The job is to find each line in the entries holding the string "Controle" and copy that line.

----------------

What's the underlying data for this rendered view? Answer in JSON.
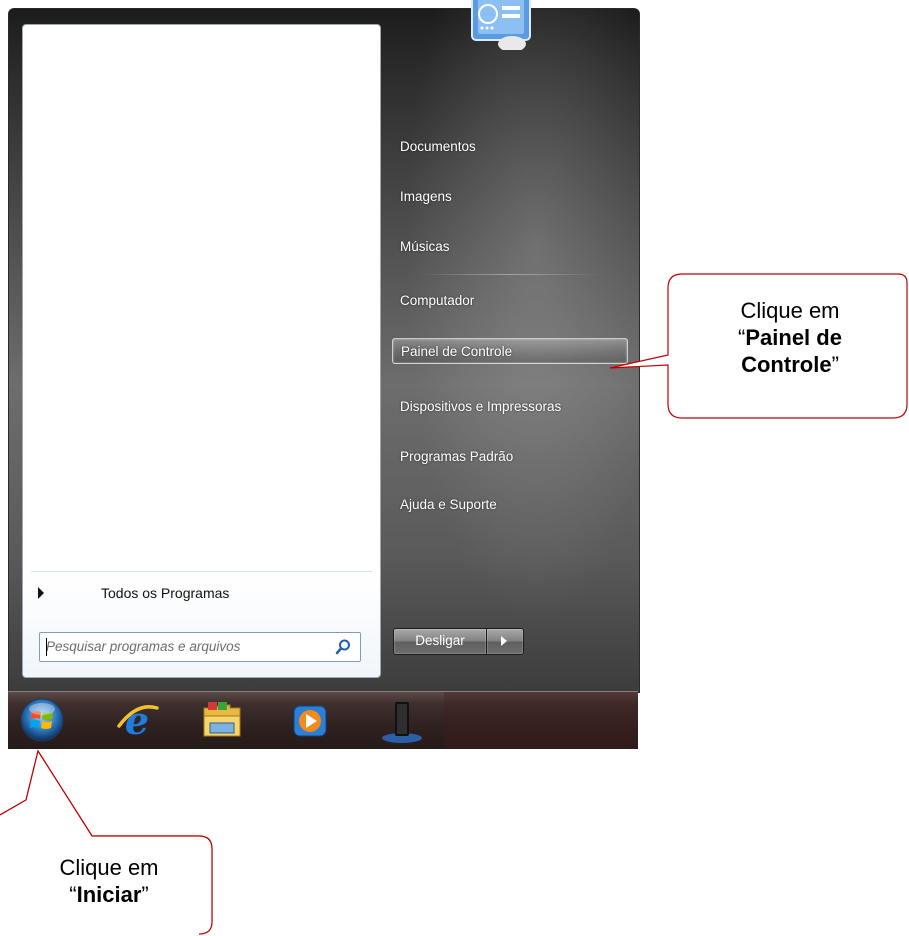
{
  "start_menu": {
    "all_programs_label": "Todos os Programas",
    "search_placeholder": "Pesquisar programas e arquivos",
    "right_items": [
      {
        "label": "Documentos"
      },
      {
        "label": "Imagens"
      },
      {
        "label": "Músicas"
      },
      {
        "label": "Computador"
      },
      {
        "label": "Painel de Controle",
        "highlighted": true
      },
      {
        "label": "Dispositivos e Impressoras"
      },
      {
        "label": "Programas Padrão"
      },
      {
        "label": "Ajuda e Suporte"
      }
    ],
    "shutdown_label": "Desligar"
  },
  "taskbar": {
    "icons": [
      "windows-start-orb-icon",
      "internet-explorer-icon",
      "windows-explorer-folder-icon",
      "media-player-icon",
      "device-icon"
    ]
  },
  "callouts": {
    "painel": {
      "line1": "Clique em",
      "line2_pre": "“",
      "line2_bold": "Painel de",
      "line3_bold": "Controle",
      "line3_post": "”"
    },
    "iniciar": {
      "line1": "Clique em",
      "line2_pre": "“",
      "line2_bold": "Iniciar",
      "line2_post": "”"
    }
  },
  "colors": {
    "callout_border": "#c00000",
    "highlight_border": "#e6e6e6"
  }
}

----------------

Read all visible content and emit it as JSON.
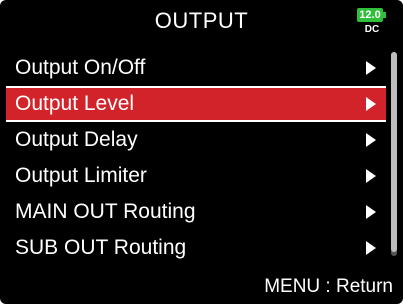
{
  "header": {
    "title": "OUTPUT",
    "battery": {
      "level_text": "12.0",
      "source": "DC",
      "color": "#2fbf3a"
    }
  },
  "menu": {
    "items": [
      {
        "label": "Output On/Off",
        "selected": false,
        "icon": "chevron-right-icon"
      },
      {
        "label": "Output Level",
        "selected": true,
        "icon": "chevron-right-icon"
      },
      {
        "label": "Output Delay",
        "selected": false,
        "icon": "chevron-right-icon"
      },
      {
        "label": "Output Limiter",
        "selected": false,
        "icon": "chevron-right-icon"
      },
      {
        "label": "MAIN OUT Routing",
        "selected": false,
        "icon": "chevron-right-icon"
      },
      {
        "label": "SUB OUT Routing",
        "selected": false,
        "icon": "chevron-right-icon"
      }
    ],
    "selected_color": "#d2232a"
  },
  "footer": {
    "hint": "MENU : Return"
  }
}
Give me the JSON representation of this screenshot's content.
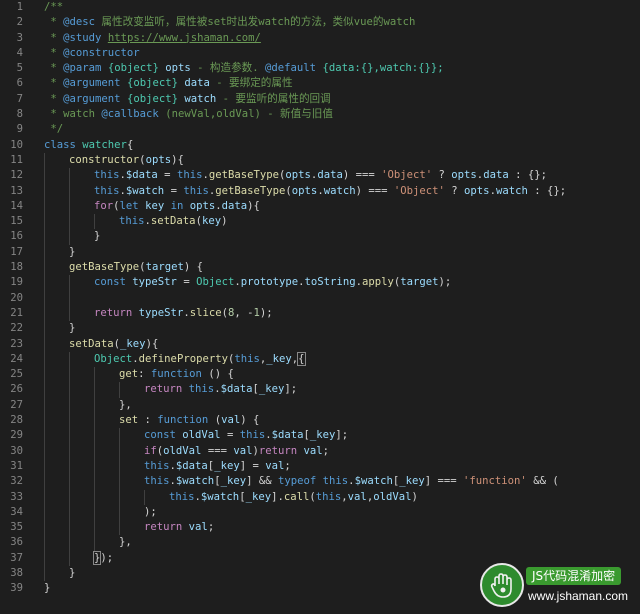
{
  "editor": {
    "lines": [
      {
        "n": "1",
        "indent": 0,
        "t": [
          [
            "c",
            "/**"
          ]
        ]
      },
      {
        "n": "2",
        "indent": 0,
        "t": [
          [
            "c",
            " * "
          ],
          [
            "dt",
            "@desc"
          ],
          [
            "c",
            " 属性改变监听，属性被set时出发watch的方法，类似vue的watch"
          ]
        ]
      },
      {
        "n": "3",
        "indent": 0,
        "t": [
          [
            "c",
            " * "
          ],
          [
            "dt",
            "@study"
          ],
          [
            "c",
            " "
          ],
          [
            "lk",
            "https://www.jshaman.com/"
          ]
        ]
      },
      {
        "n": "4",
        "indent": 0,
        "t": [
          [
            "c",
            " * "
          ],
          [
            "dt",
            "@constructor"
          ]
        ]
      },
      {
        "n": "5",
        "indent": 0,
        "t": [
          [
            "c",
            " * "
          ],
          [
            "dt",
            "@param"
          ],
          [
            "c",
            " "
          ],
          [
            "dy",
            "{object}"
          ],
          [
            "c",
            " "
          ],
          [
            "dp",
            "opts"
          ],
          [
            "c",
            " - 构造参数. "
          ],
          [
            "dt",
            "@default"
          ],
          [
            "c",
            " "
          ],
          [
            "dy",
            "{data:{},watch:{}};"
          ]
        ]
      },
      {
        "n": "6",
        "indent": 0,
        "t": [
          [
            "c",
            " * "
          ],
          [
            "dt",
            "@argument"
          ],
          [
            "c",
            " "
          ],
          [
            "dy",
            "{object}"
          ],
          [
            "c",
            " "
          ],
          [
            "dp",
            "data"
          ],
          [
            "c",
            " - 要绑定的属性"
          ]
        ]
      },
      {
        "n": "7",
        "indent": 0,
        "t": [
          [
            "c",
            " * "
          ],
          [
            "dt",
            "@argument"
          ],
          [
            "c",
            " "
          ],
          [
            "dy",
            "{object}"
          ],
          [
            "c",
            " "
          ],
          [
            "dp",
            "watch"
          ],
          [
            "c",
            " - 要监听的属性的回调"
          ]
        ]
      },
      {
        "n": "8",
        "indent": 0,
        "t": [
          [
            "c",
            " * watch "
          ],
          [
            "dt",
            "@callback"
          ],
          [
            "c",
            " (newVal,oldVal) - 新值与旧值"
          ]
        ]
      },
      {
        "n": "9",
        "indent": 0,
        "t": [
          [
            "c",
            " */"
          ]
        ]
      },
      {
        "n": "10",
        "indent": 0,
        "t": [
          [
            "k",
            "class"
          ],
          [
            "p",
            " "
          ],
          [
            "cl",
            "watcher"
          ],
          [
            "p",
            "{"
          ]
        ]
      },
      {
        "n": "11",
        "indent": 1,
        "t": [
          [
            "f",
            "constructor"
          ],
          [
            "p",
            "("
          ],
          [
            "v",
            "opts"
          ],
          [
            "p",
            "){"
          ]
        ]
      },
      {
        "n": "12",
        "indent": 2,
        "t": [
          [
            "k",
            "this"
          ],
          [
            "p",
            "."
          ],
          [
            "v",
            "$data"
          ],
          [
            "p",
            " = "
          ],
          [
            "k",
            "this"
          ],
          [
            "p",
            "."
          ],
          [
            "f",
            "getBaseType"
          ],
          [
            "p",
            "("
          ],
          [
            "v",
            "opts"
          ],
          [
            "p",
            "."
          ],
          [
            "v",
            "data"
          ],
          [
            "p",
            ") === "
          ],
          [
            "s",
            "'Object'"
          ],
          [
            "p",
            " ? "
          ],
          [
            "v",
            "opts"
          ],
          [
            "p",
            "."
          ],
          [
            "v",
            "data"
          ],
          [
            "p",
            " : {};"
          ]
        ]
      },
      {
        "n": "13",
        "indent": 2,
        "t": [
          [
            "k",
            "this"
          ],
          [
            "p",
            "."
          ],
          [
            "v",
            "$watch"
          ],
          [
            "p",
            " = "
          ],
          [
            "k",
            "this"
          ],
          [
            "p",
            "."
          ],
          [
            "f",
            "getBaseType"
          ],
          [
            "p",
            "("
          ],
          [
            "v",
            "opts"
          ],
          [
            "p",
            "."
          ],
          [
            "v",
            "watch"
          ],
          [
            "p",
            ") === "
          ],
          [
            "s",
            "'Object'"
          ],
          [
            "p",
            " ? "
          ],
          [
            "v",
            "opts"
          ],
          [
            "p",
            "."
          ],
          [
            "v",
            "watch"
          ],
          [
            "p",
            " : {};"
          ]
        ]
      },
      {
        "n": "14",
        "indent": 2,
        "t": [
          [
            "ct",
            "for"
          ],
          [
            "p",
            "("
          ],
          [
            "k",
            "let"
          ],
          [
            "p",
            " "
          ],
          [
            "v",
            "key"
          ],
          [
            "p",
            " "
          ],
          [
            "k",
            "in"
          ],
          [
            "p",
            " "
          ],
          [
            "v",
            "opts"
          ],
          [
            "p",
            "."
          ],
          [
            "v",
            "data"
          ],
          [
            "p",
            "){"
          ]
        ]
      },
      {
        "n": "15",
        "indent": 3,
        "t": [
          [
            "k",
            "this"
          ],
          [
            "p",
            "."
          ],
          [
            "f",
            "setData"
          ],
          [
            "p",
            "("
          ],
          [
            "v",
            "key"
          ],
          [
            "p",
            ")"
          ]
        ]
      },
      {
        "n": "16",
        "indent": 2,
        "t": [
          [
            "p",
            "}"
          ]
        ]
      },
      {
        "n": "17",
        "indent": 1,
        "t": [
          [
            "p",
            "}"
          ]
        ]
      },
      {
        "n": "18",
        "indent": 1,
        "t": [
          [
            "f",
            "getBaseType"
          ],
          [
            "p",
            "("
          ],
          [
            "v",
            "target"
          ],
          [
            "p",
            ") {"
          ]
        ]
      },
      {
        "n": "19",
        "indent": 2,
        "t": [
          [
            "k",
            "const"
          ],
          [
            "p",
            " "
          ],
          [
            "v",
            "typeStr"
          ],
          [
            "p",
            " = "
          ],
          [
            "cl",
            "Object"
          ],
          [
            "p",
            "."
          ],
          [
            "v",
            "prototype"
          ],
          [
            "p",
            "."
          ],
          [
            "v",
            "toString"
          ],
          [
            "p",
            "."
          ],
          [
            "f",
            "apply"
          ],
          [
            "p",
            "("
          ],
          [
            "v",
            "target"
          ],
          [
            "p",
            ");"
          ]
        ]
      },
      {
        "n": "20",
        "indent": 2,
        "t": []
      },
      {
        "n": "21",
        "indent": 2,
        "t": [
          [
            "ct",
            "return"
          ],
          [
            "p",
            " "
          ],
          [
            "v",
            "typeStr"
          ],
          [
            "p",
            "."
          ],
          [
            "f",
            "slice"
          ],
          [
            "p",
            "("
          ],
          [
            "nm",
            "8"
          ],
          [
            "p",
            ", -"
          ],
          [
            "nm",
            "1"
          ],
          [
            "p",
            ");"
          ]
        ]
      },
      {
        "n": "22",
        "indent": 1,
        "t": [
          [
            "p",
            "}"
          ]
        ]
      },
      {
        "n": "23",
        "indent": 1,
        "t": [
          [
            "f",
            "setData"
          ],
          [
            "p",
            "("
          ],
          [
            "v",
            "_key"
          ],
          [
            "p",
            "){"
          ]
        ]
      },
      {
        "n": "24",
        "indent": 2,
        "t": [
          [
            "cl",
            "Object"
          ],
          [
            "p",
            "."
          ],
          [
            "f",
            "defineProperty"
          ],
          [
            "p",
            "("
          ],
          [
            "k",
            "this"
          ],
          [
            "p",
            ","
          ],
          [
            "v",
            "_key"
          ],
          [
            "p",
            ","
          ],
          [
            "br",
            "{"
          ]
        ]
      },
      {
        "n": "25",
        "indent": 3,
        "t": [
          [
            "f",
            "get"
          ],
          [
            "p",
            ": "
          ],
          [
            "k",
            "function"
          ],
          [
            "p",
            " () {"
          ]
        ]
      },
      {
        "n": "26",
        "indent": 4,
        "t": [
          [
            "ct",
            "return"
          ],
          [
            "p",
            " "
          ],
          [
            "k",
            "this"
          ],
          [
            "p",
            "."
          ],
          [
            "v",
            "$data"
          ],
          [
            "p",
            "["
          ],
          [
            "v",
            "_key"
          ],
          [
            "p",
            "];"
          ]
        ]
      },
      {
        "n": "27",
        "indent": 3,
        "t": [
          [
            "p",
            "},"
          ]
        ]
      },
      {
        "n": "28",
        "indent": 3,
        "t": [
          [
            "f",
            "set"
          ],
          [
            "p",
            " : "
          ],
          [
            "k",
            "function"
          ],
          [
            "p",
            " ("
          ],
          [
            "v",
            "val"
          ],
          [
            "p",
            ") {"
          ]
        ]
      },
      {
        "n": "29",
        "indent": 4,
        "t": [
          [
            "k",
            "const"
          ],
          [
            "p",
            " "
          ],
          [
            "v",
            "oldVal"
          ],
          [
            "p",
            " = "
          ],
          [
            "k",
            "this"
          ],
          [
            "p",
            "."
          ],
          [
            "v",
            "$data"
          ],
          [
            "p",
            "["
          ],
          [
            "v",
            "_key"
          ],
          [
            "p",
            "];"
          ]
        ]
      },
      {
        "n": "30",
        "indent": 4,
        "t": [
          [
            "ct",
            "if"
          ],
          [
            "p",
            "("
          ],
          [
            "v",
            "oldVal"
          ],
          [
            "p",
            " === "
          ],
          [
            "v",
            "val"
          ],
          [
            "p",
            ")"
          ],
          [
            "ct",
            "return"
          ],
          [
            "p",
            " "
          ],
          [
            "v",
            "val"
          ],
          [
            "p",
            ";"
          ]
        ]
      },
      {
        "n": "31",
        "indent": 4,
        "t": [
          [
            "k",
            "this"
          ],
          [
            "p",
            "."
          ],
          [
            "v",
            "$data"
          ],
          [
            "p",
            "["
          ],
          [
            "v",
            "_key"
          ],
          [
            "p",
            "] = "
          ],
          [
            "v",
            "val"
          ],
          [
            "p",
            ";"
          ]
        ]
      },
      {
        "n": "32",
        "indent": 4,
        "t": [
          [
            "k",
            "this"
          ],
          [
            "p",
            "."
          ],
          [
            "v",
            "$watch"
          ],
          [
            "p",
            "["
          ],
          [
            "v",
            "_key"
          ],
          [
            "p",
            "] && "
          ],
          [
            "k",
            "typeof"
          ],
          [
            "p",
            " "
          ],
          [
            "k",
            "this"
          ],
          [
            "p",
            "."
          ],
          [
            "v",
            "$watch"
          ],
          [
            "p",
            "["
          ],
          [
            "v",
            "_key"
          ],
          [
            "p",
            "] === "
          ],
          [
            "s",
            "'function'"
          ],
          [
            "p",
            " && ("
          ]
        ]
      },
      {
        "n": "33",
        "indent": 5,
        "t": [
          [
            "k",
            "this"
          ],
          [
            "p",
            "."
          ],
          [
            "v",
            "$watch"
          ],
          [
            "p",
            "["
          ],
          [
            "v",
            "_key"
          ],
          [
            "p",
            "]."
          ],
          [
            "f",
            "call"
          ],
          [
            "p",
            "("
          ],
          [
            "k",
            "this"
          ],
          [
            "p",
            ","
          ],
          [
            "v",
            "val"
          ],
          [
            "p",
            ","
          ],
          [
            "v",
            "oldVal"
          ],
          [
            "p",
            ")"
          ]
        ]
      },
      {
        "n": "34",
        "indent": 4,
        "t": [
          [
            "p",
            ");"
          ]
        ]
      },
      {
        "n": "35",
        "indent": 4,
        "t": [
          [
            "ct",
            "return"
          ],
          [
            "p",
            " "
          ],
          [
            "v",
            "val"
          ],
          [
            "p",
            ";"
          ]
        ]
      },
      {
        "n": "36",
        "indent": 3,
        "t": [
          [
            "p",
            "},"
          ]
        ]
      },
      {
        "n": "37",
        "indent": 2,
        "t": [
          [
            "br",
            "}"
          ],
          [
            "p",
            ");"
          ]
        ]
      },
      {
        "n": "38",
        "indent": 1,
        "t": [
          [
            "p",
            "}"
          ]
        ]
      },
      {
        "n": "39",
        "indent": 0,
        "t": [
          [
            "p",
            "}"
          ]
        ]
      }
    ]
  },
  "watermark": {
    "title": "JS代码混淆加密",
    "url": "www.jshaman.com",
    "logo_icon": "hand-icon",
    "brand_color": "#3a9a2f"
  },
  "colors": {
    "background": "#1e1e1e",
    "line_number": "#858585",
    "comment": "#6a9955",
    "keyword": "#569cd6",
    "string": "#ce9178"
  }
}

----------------

Response to the task:
        "label": "Painel de Controle",
      "line3_bold": "Controle",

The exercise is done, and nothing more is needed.